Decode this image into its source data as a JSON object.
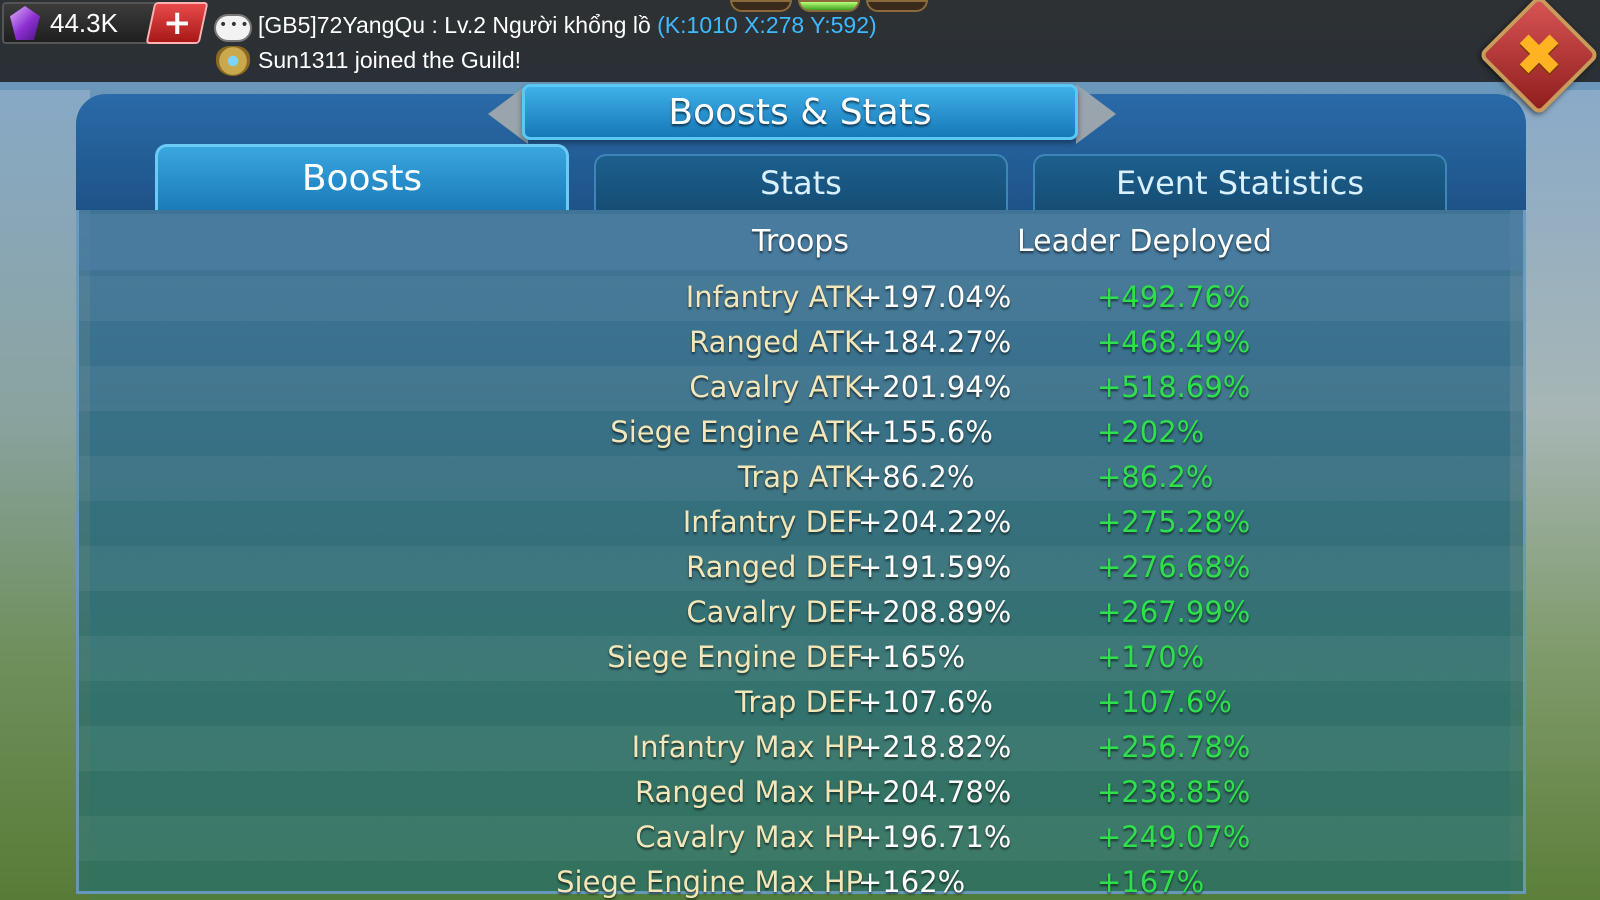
{
  "currency": {
    "gems": "44.3K",
    "add_label": "+",
    "icon": "gem-icon"
  },
  "chat": {
    "message_prefix": "[GB5]72YangQu : Lv.2 Người khổng lồ ",
    "message_coord": "(K:1010 X:278 Y:592)",
    "guild_message": "Sun1311 joined the Guild!"
  },
  "close_label": "✖",
  "header": {
    "title": "Boosts & Stats"
  },
  "tabs": [
    {
      "label": "Boosts",
      "active": true
    },
    {
      "label": "Stats",
      "active": false
    },
    {
      "label": "Event Statistics",
      "active": false
    }
  ],
  "table": {
    "columns": [
      "Troops",
      "Leader Deployed"
    ],
    "rows": [
      {
        "name": "Infantry ATK",
        "troops": "+197.04%",
        "leader": "+492.76%"
      },
      {
        "name": "Ranged ATK",
        "troops": "+184.27%",
        "leader": "+468.49%"
      },
      {
        "name": "Cavalry ATK",
        "troops": "+201.94%",
        "leader": "+518.69%"
      },
      {
        "name": "Siege Engine ATK",
        "troops": "+155.6%",
        "leader": "+202%"
      },
      {
        "name": "Trap ATK",
        "troops": "+86.2%",
        "leader": "+86.2%"
      },
      {
        "name": "Infantry DEF",
        "troops": "+204.22%",
        "leader": "+275.28%"
      },
      {
        "name": "Ranged DEF",
        "troops": "+191.59%",
        "leader": "+276.68%"
      },
      {
        "name": "Cavalry DEF",
        "troops": "+208.89%",
        "leader": "+267.99%"
      },
      {
        "name": "Siege Engine DEF",
        "troops": "+165%",
        "leader": "+170%"
      },
      {
        "name": "Trap DEF",
        "troops": "+107.6%",
        "leader": "+107.6%"
      },
      {
        "name": "Infantry Max HP",
        "troops": "+218.82%",
        "leader": "+256.78%"
      },
      {
        "name": "Ranged Max HP",
        "troops": "+204.78%",
        "leader": "+238.85%"
      },
      {
        "name": "Cavalry Max HP",
        "troops": "+196.71%",
        "leader": "+249.07%"
      },
      {
        "name": "Siege Engine Max HP",
        "troops": "+162%",
        "leader": "+167%"
      }
    ]
  },
  "colors": {
    "troops_value": "#ffffff",
    "leader_value": "#2ee04a",
    "stat_label": "#f3e6b8",
    "coord_link": "#3fb9ff"
  }
}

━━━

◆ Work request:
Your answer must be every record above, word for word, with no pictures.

◆ Exercise answer:
Decode this image into its source data as a JSON object.
{
  "currency": {
    "gems": "44.3K",
    "add_label": "+",
    "icon": "gem-icon"
  },
  "chat": {
    "message_prefix": "[GB5]72YangQu : Lv.2 Người khổng lồ ",
    "message_coord": "(K:1010 X:278 Y:592)",
    "guild_message": "Sun1311 joined the Guild!"
  },
  "close_label": "✖",
  "header": {
    "title": "Boosts & Stats"
  },
  "tabs": [
    {
      "label": "Boosts",
      "active": true
    },
    {
      "label": "Stats",
      "active": false
    },
    {
      "label": "Event Statistics",
      "active": false
    }
  ],
  "table": {
    "columns": [
      "Troops",
      "Leader Deployed"
    ],
    "rows": [
      {
        "name": "Infantry ATK",
        "troops": "+197.04%",
        "leader": "+492.76%"
      },
      {
        "name": "Ranged ATK",
        "troops": "+184.27%",
        "leader": "+468.49%"
      },
      {
        "name": "Cavalry ATK",
        "troops": "+201.94%",
        "leader": "+518.69%"
      },
      {
        "name": "Siege Engine ATK",
        "troops": "+155.6%",
        "leader": "+202%"
      },
      {
        "name": "Trap ATK",
        "troops": "+86.2%",
        "leader": "+86.2%"
      },
      {
        "name": "Infantry DEF",
        "troops": "+204.22%",
        "leader": "+275.28%"
      },
      {
        "name": "Ranged DEF",
        "troops": "+191.59%",
        "leader": "+276.68%"
      },
      {
        "name": "Cavalry DEF",
        "troops": "+208.89%",
        "leader": "+267.99%"
      },
      {
        "name": "Siege Engine DEF",
        "troops": "+165%",
        "leader": "+170%"
      },
      {
        "name": "Trap DEF",
        "troops": "+107.6%",
        "leader": "+107.6%"
      },
      {
        "name": "Infantry Max HP",
        "troops": "+218.82%",
        "leader": "+256.78%"
      },
      {
        "name": "Ranged Max HP",
        "troops": "+204.78%",
        "leader": "+238.85%"
      },
      {
        "name": "Cavalry Max HP",
        "troops": "+196.71%",
        "leader": "+249.07%"
      },
      {
        "name": "Siege Engine Max HP",
        "troops": "+162%",
        "leader": "+167%"
      }
    ]
  },
  "colors": {
    "troops_value": "#ffffff",
    "leader_value": "#2ee04a",
    "stat_label": "#f3e6b8",
    "coord_link": "#3fb9ff"
  }
}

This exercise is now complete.